You will eventually figure out that ex-Umbrella employee Morpheus Duvall has made off with the T-virus. He and his followers have taken over a cruise ship owned by the Umbrella Corp and plan to sell the biological terror to the highest bidder. Meanwhile, they have turned the ship into to greatest cruise ship of all time, full of fun-loving, shuffleboard-playing zombies. Carnival Cruises just can't compete with forward thinking like this.
The ship looks good, too, with some nice textures and great looking shipboard cabins, halls, lounges, and everything else you'd expect on a luxury liner. Our zombie friends are a little square around the edges, as are the main characters, and there are a few clipping errors, but the game keeps up a smooth framerate and overall looks pretty good.
The sound is well done, with ship noises, zombies groaning for brains, satisfying gunfire and eerie music. The voice acting is a little better than the zombie game standard, even if the dialogue isn't.

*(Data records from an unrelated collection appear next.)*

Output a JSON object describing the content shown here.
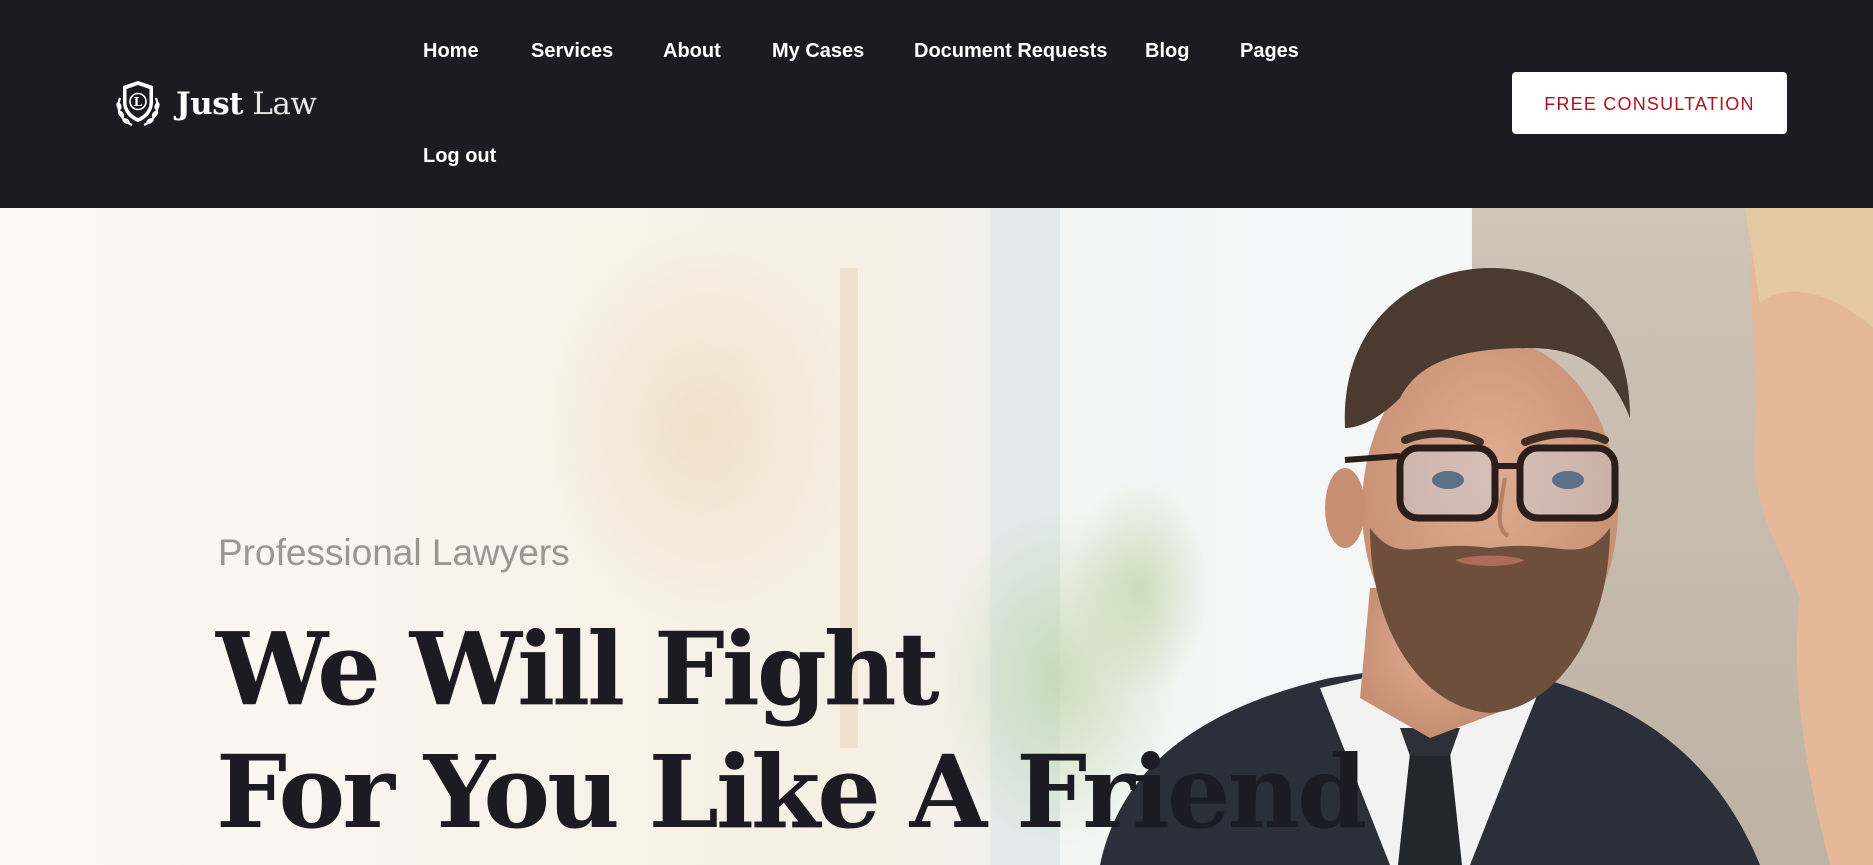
{
  "brand": {
    "name_strong": "Just",
    "name_light": "Law",
    "emblem_letter": "L",
    "icon": "shield-laurel-icon"
  },
  "nav": {
    "items": [
      {
        "label": "Home"
      },
      {
        "label": "Services"
      },
      {
        "label": "About"
      },
      {
        "label": "My Cases"
      },
      {
        "label": "Document Requests"
      },
      {
        "label": "Blog"
      },
      {
        "label": "Pages"
      },
      {
        "label": "Log out"
      }
    ]
  },
  "cta": {
    "label": "FREE CONSULTATION"
  },
  "hero": {
    "subtitle": "Professional Lawyers",
    "heading_line1": "We Will Fight",
    "heading_line2": "For You Like A Friend",
    "image": "lawyer-portrait-photo"
  },
  "colors": {
    "header_bg": "#1c1b23",
    "accent": "#a9141e",
    "heading_text": "#1c1b23",
    "subtitle_text": "#9a9792",
    "hero_bg": "#fbf8f4"
  }
}
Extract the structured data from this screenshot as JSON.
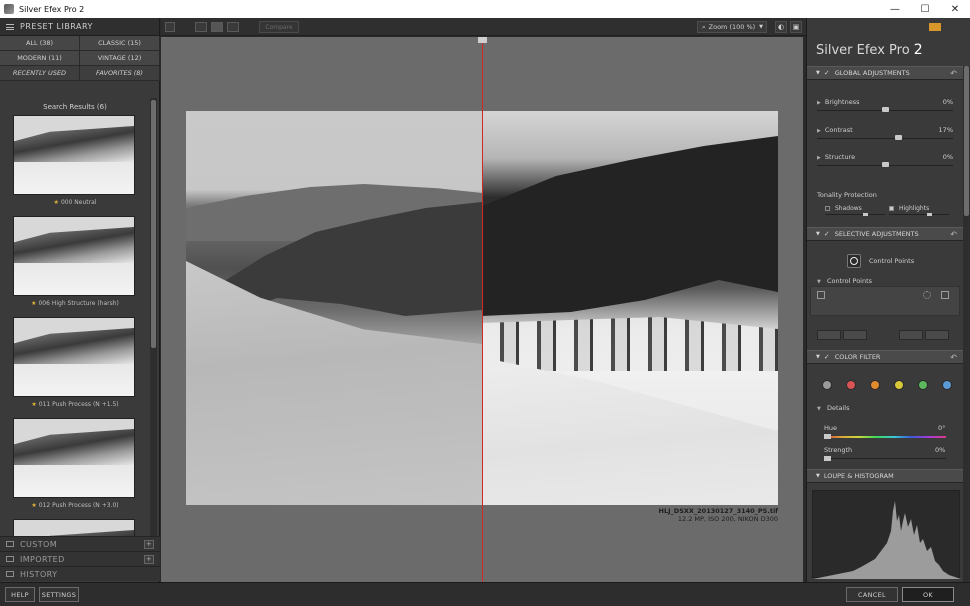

The gameplay itself is straight out of classic Resident Evil. You control your character in the third-person with the camera locked fairly solidly behind you. While you run around desperately trying to figure out where the zombies stashed the "Hex Key" (Note: Not a real item, so don't e-mail me), you spend as much time avoiding the undead as shooting them.
And when you want to shoot at them, you just pull the trigger, instantly zooming the game into a first-person view of the action. Then you just aim the gun and shoot. Aiming is important, because you don't have unlimited ammo and good hits (ie. head shots) are key. There are even a number of different satisfying weapons to find. It's simple, elegant, and really makes you feel like those zombies are coming at you.
Unfortunately, when you're not shooting, the controls are not so elegant or simple. The game supports about a million control schemes, including the option to play with a mouse, but I found it best to play with just the PS2 GunCon. Whatever you do, don't play Dead Aim without a light gun. It uses every button on the gun, although some of the button-mapping is awkward. For instance, you can't look up or down.
But the biggest control issue is that all movement is done with the little stick on the back of the gun, the "thumbcon," and this is a straight D-pad and not an analog stick, which makes movement a bit jerky and uncomfortable. You can solve this by using a PS2 controller to move and then snatching up your gun to shoot, but it would all be simpler if the "thumbcon" was analog.
This is the opposite of every other gun game ever made, which historically feature the easiest controls to learn: just aim and shoot. Make no mistake - having to learn a whole new set of complex controls is definitely going to put off some gamers, but I think the freedom to explore your environment is well worth it. However, this means that Dead Aim is not a party game like other light gun games. It's very much a solo effort like the other Resident Evil titles.
Some people have been complaining that the game is too short, and indeed it will only take you about five hours to complete in Normal mode. But while this is about a third of the length of other Resident Evil titles, it's about 10 times longer than most other light gun games. Is the glass half empty or half full? Sure, I want a longer game, but that's only because I'm enjoying myself. It doesn't bug me so much when I hate the game.
RE: Dead Aim isn't the first gun game to try taking you out of the arcade and off the rail, but it's the first one to do it well. I found it innovative and engrossing, and I think it's a great new direction for both the genre of light gun games and the Resident Evil series. At least until they finally let you play as a zombie...